WHAT IS NEEDED - Every line that contains the word "text" is to be copied from the listing.

SUPPLIED DATA -
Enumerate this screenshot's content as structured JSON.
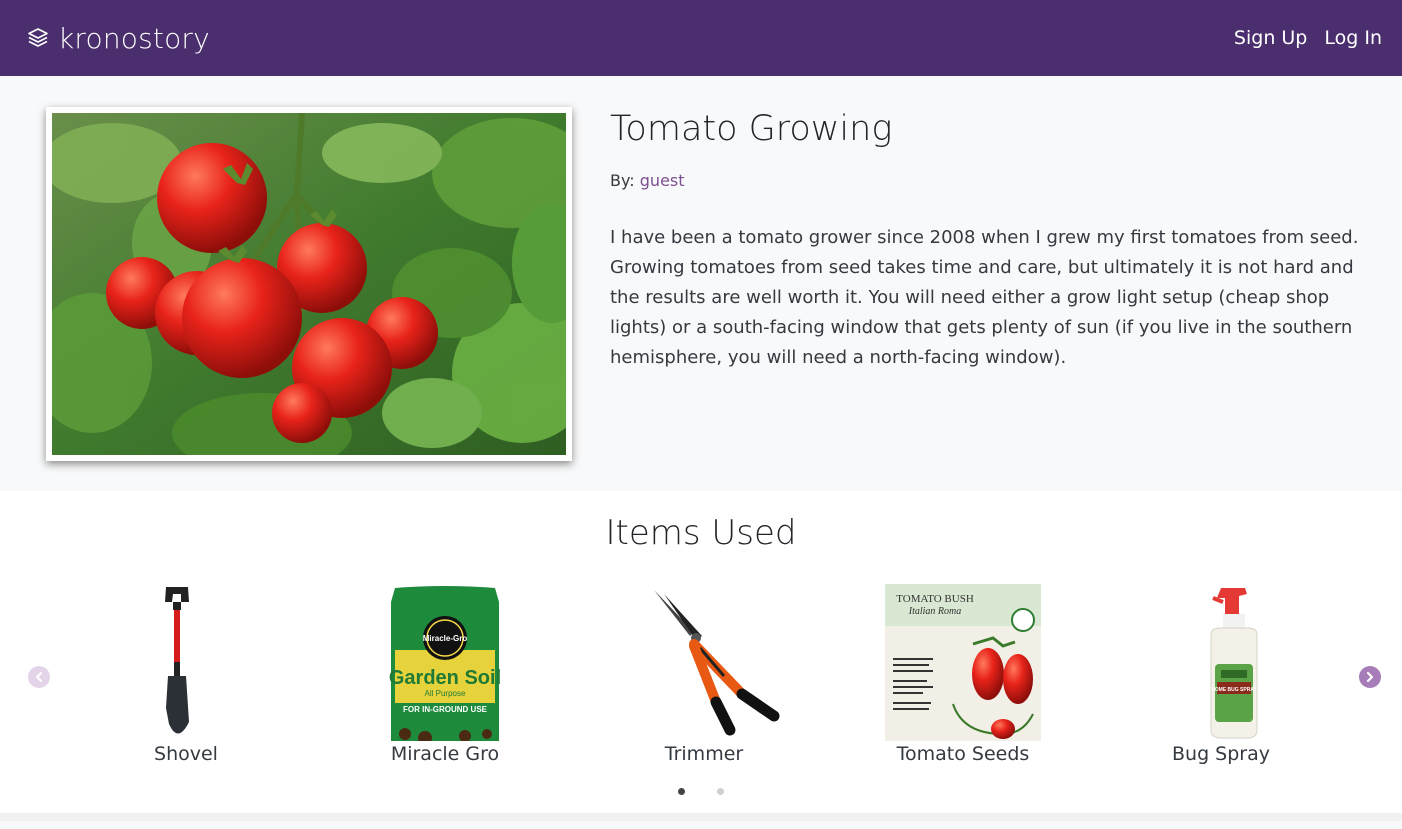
{
  "navbar": {
    "brand": "kronostory",
    "sign_up": "Sign Up",
    "log_in": "Log In"
  },
  "story": {
    "title": "Tomato Growing",
    "by_label": "By:",
    "author": "guest",
    "body": "I have been a tomato grower since 2008 when I grew my first tomatoes from seed. Growing tomatoes from seed takes time and care, but ultimately it is not hard and the results are well worth it. You will need either a grow light setup (cheap shop lights) or a south-facing window that gets plenty of sun (if you live in the southern hemisphere, you will need a north-facing window)."
  },
  "items_section": {
    "title": "Items Used",
    "items": [
      {
        "label": "Shovel"
      },
      {
        "label": "Miracle Gro"
      },
      {
        "label": "Trimmer"
      },
      {
        "label": "Tomato Seeds"
      },
      {
        "label": "Bug Spray"
      }
    ],
    "miracle_gro_pack": {
      "brand": "Miracle-Gro",
      "product": "Garden Soil",
      "subtitle": "All Purpose",
      "use": "FOR IN-GROUND USE"
    },
    "seed_pack": {
      "name": "TOMATO BUSH",
      "variety": "Italian Roma"
    },
    "bug_spray_label": "HOME BUG SPRAY",
    "page_count": 2,
    "active_page": 1
  },
  "colors": {
    "navbar": "#4b2e6e",
    "accent": "#7d4f8f",
    "arrow_active": "#a77db9",
    "arrow_inactive": "#e3d4ea"
  },
  "icons": {
    "brand": "layers-icon",
    "prev": "chevron-left-icon",
    "next": "chevron-right-icon"
  }
}
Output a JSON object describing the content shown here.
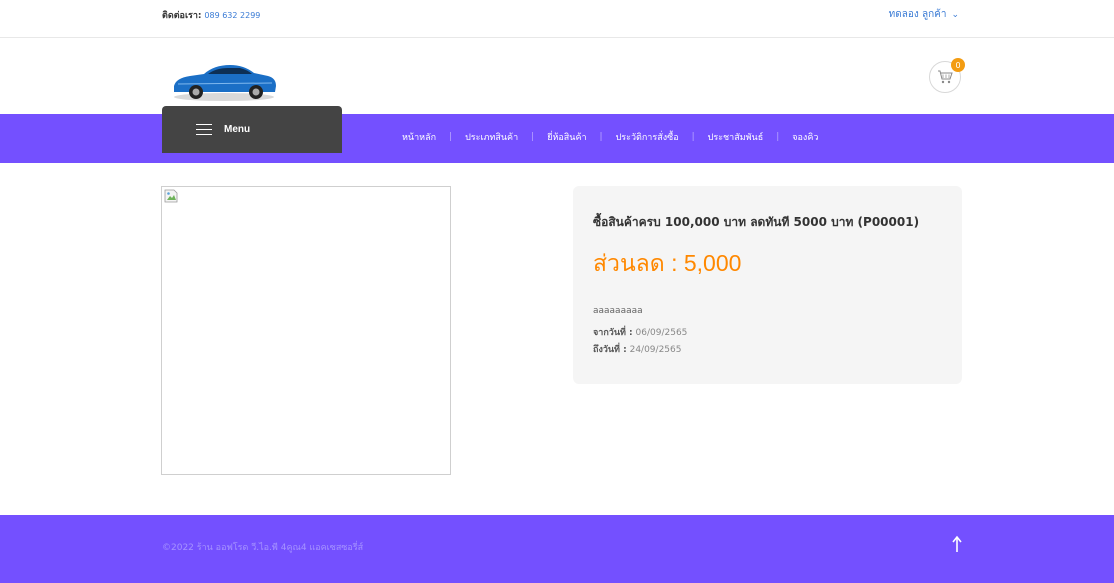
{
  "topbar": {
    "contact_label": "ติดต่อเรา:",
    "phone": "089 632 2299",
    "user_label": "ทดลอง ลูกค้า"
  },
  "cart": {
    "count": "0"
  },
  "nav": {
    "menu_label": "Menu",
    "items": [
      "หน้าหลัก",
      "ประเภทสินค้า",
      "ยี่ห้อสินค้า",
      "ประวัติการสั่งซื้อ",
      "ประชาสัมพันธ์",
      "จองคิว"
    ]
  },
  "promotion": {
    "title": "ซื้อสินค้าครบ 100,000 บาท ลดทันที 5000 บาท (P00001)",
    "discount_label": "ส่วนลด : 5,000",
    "description": "aaaaaaaaa",
    "from_label": "จากวันที่ :",
    "from_date": "06/09/2565",
    "to_label": "ถึงวันที่ :",
    "to_date": "24/09/2565"
  },
  "footer": {
    "copyright": "©2022 ร้าน ออฟโรด วี.ไอ.พี 4คูณ4 แอคเซสซอรี่ส์"
  },
  "colors": {
    "accent": "#7450ff",
    "menu_button": "#444444",
    "discount": "#ff8800",
    "badge": "#f39c12",
    "link": "#3a7bd5"
  },
  "icons": {
    "menu": "hamburger-icon",
    "cart": "cart-icon",
    "user_dropdown": "chevron-down-icon",
    "back_to_top": "arrow-up-icon",
    "broken_image": "broken-image-icon"
  }
}
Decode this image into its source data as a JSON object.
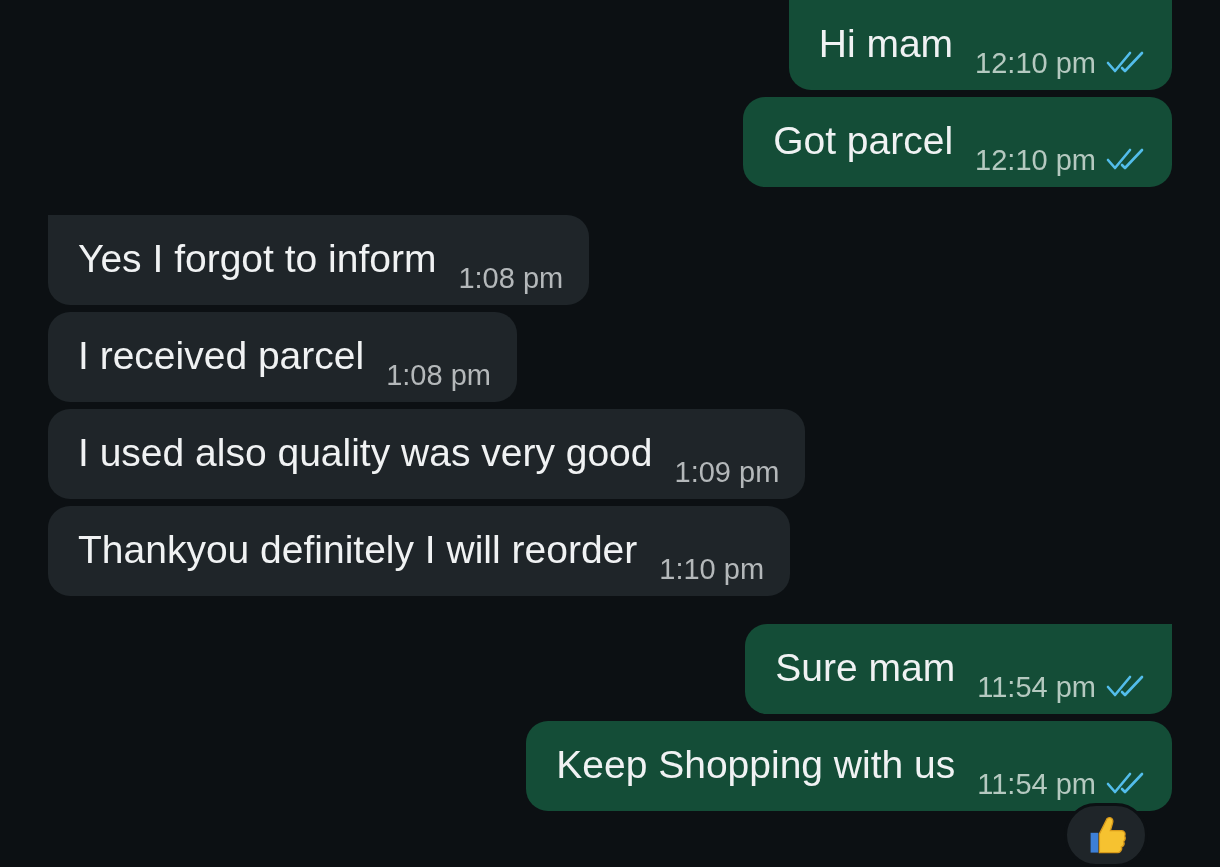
{
  "messages": [
    {
      "kind": "outgoing",
      "text": "Hi mam",
      "time": "12:10 pm",
      "read": true,
      "tail": true
    },
    {
      "kind": "outgoing",
      "text": "Got parcel",
      "time": "12:10 pm",
      "read": true,
      "tail": false
    },
    {
      "kind": "incoming",
      "text": "Yes I forgot to inform",
      "time": "1:08 pm",
      "tail": true
    },
    {
      "kind": "incoming",
      "text": "I received parcel",
      "time": "1:08 pm",
      "tail": false
    },
    {
      "kind": "incoming",
      "text": "I used also quality was very good",
      "time": "1:09 pm",
      "tail": false
    },
    {
      "kind": "incoming",
      "text": "Thankyou definitely I will reorder",
      "time": "1:10 pm",
      "tail": false
    },
    {
      "kind": "outgoing",
      "text": "Sure mam",
      "time": "11:54 pm",
      "read": true,
      "tail": true
    },
    {
      "kind": "outgoing",
      "text": "Keep Shopping with us",
      "time": "11:54 pm",
      "read": true,
      "tail": false,
      "reacted": true
    }
  ]
}
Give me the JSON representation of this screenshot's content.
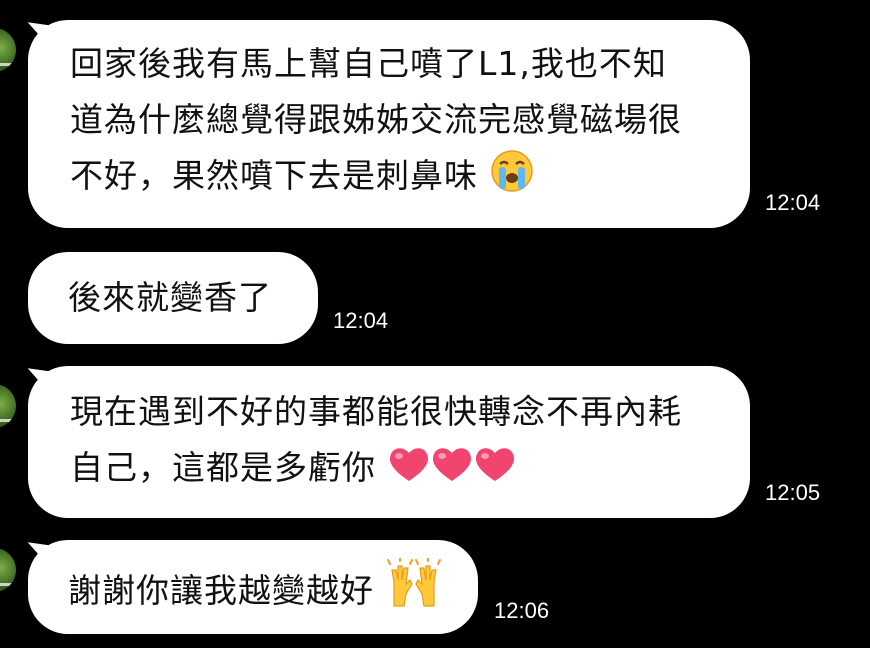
{
  "messages": [
    {
      "lines": [
        "回家後我有馬上幫自己噴了L1,我也不知",
        "道為什麼總覺得跟姊姊交流完感覺磁場很",
        "不好，果然噴下去是刺鼻味"
      ],
      "emoji": "loudly-crying-face-icon",
      "time": "12:04"
    },
    {
      "lines": [
        "後來就變香了"
      ],
      "time": "12:04"
    },
    {
      "lines": [
        "現在遇到不好的事都能很快轉念不再內耗",
        "自己，這都是多虧你"
      ],
      "emoji": "three-pink-hearts-icon",
      "time": "12:05"
    },
    {
      "lines": [
        "謝謝你讓我越變越好"
      ],
      "emoji": "raising-hands-icon",
      "time": "12:06"
    }
  ],
  "colors": {
    "background": "#000000",
    "bubble": "#ffffff",
    "text": "#111111",
    "time": "#ffffff",
    "heart": "#f0456e",
    "emoji_yellow": "#ffc93a"
  }
}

TASK RESPONSE -
      "text": "Hi mam",
      "text": "Got parcel",
      "text": "Yes I forgot to inform",
      "text": "I received parcel",
      "text": "I used also quality was very good",
      "text": "Thankyou definitely I will reorder",
      "text": "Sure mam",
      "text": "Keep Shopping with us",
    "text": "#111111",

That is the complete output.